→ **Required action**: All of the records should come back exactly as written.

** Material provided follows **

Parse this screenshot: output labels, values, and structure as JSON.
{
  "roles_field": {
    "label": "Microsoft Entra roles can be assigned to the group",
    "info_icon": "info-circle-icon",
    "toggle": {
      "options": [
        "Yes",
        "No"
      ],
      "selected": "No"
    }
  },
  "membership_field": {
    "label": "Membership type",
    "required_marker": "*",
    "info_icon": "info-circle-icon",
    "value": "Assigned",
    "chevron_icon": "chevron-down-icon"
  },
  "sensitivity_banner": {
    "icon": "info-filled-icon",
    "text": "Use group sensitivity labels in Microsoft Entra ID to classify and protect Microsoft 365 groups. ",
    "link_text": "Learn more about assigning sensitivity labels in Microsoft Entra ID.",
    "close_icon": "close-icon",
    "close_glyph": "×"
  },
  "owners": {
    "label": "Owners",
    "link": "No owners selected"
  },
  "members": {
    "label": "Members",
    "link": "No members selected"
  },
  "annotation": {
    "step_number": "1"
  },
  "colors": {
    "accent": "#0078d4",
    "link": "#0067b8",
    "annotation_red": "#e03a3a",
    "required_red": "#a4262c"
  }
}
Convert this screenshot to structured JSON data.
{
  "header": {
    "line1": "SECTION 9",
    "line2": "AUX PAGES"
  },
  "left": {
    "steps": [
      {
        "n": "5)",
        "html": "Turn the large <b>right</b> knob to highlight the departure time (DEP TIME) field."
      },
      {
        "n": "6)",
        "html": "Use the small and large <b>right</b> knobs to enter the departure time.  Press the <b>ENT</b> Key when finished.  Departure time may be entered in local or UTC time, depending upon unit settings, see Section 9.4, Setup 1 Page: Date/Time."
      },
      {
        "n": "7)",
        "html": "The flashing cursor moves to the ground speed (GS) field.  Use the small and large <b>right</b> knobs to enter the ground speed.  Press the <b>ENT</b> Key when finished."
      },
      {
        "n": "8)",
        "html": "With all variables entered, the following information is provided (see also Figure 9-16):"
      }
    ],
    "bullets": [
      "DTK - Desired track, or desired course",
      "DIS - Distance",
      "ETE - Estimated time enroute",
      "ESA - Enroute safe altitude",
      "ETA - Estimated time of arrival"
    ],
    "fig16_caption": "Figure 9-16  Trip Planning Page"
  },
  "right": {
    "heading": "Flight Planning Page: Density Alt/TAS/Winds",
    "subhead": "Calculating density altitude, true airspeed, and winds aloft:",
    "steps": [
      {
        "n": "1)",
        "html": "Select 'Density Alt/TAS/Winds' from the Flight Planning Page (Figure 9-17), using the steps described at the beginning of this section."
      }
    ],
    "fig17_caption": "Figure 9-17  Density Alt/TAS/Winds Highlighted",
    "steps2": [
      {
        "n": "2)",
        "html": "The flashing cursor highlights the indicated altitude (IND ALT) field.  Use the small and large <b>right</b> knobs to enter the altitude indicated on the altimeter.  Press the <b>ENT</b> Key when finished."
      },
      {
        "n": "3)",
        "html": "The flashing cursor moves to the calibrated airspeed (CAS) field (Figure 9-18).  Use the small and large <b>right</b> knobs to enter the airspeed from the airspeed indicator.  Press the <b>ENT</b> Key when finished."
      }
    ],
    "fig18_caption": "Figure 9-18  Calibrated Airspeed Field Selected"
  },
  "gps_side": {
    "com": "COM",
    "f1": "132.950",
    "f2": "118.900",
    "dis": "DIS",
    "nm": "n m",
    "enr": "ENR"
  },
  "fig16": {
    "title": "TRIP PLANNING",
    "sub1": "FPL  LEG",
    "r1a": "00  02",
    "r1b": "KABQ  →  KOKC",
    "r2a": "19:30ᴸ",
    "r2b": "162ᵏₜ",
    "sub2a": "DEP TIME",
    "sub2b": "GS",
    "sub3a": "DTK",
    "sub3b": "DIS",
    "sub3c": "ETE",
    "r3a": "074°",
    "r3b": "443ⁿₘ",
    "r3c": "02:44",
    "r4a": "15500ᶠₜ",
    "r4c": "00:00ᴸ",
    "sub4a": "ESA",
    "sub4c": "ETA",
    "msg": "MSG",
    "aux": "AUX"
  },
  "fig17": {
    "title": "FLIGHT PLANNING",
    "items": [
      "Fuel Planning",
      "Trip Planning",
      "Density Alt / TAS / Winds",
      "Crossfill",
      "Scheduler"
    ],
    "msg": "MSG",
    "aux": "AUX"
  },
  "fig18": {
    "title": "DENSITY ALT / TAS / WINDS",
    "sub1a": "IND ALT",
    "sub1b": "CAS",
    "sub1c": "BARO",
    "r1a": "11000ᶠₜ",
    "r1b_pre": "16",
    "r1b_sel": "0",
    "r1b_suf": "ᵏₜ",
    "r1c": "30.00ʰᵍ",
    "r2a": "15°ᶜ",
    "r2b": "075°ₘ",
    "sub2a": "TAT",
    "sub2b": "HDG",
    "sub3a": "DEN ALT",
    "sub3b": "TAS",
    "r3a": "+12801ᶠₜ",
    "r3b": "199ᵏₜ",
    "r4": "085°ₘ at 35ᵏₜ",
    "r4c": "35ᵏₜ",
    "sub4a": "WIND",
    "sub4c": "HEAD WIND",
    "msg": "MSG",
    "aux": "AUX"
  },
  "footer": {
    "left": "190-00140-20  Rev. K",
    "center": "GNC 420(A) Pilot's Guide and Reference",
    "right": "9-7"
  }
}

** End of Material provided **

→ **Solution to this task**:
Parse this screenshot: output labels, values, and structure as JSON.
{
  "roles_field": {
    "label": "Microsoft Entra roles can be assigned to the group",
    "info_icon": "info-circle-icon",
    "toggle": {
      "options": [
        "Yes",
        "No"
      ],
      "selected": "No"
    }
  },
  "membership_field": {
    "label": "Membership type",
    "required_marker": "*",
    "info_icon": "info-circle-icon",
    "value": "Assigned",
    "chevron_icon": "chevron-down-icon"
  },
  "sensitivity_banner": {
    "icon": "info-filled-icon",
    "text": "Use group sensitivity labels in Microsoft Entra ID to classify and protect Microsoft 365 groups. ",
    "link_text": "Learn more about assigning sensitivity labels in Microsoft Entra ID.",
    "close_icon": "close-icon",
    "close_glyph": "×"
  },
  "owners": {
    "label": "Owners",
    "link": "No owners selected"
  },
  "members": {
    "label": "Members",
    "link": "No members selected"
  },
  "annotation": {
    "step_number": "1"
  },
  "colors": {
    "accent": "#0078d4",
    "link": "#0067b8",
    "annotation_red": "#e03a3a",
    "required_red": "#a4262c"
  }
}
Convert this screenshot to structured JSON data.
{
  "header": {
    "line1": "SECTION 9",
    "line2": "AUX PAGES"
  },
  "left": {
    "steps": [
      {
        "n": "5)",
        "html": "Turn the large <b>right</b> knob to highlight the departure time (DEP TIME) field."
      },
      {
        "n": "6)",
        "html": "Use the small and large <b>right</b> knobs to enter the departure time.  Press the <b>ENT</b> Key when finished.  Departure time may be entered in local or UTC time, depending upon unit settings, see Section 9.4, Setup 1 Page: Date/Time."
      },
      {
        "n": "7)",
        "html": "The flashing cursor moves to the ground speed (GS) field.  Use the small and large <b>right</b> knobs to enter the ground speed.  Press the <b>ENT</b> Key when finished."
      },
      {
        "n": "8)",
        "html": "With all variables entered, the following information is provided (see also Figure 9-16):"
      }
    ],
    "bullets": [
      "DTK - Desired track, or desired course",
      "DIS - Distance",
      "ETE - Estimated time enroute",
      "ESA - Enroute safe altitude",
      "ETA - Estimated time of arrival"
    ],
    "fig16_caption": "Figure 9-16  Trip Planning Page"
  },
  "right": {
    "heading": "Flight Planning Page: Density Alt/TAS/Winds",
    "subhead": "Calculating density altitude, true airspeed, and winds aloft:",
    "steps": [
      {
        "n": "1)",
        "html": "Select 'Density Alt/TAS/Winds' from the Flight Planning Page (Figure 9-17), using the steps described at the beginning of this section."
      }
    ],
    "fig17_caption": "Figure 9-17  Density Alt/TAS/Winds Highlighted",
    "steps2": [
      {
        "n": "2)",
        "html": "The flashing cursor highlights the indicated altitude (IND ALT) field.  Use the small and large <b>right</b> knobs to enter the altitude indicated on the altimeter.  Press the <b>ENT</b> Key when finished."
      },
      {
        "n": "3)",
        "html": "The flashing cursor moves to the calibrated airspeed (CAS) field (Figure 9-18).  Use the small and large <b>right</b> knobs to enter the airspeed from the airspeed indicator.  Press the <b>ENT</b> Key when finished."
      }
    ],
    "fig18_caption": "Figure 9-18  Calibrated Airspeed Field Selected"
  },
  "gps_side": {
    "com": "COM",
    "f1": "132.950",
    "f2": "118.900",
    "dis": "DIS",
    "nm": "n m",
    "enr": "ENR"
  },
  "fig16": {
    "title": "TRIP PLANNING",
    "sub1": "FPL  LEG",
    "r1a": "00  02",
    "r1b": "KABQ  →  KOKC",
    "r2a": "19:30ᴸ",
    "r2b": "162ᵏₜ",
    "sub2a": "DEP TIME",
    "sub2b": "GS",
    "sub3a": "DTK",
    "sub3b": "DIS",
    "sub3c": "ETE",
    "r3a": "074°",
    "r3b": "443ⁿₘ",
    "r3c": "02:44",
    "r4a": "15500ᶠₜ",
    "r4c": "00:00ᴸ",
    "sub4a": "ESA",
    "sub4c": "ETA",
    "msg": "MSG",
    "aux": "AUX"
  },
  "fig17": {
    "title": "FLIGHT PLANNING",
    "items": [
      "Fuel Planning",
      "Trip Planning",
      "Density Alt / TAS / Winds",
      "Crossfill",
      "Scheduler"
    ],
    "msg": "MSG",
    "aux": "AUX"
  },
  "fig18": {
    "title": "DENSITY ALT / TAS / WINDS",
    "sub1a": "IND ALT",
    "sub1b": "CAS",
    "sub1c": "BARO",
    "r1a": "11000ᶠₜ",
    "r1b_pre": "16",
    "r1b_sel": "0",
    "r1b_suf": "ᵏₜ",
    "r1c": "30.00ʰᵍ",
    "r2a": "15°ᶜ",
    "r2b": "075°ₘ",
    "sub2a": "TAT",
    "sub2b": "HDG",
    "sub3a": "DEN ALT",
    "sub3b": "TAS",
    "r3a": "+12801ᶠₜ",
    "r3b": "199ᵏₜ",
    "r4": "085°ₘ at 35ᵏₜ",
    "r4c": "35ᵏₜ",
    "sub4a": "WIND",
    "sub4c": "HEAD WIND",
    "msg": "MSG",
    "aux": "AUX"
  },
  "footer": {
    "left": "190-00140-20  Rev. K",
    "center": "GNC 420(A) Pilot's Guide and Reference",
    "right": "9-7"
  }
}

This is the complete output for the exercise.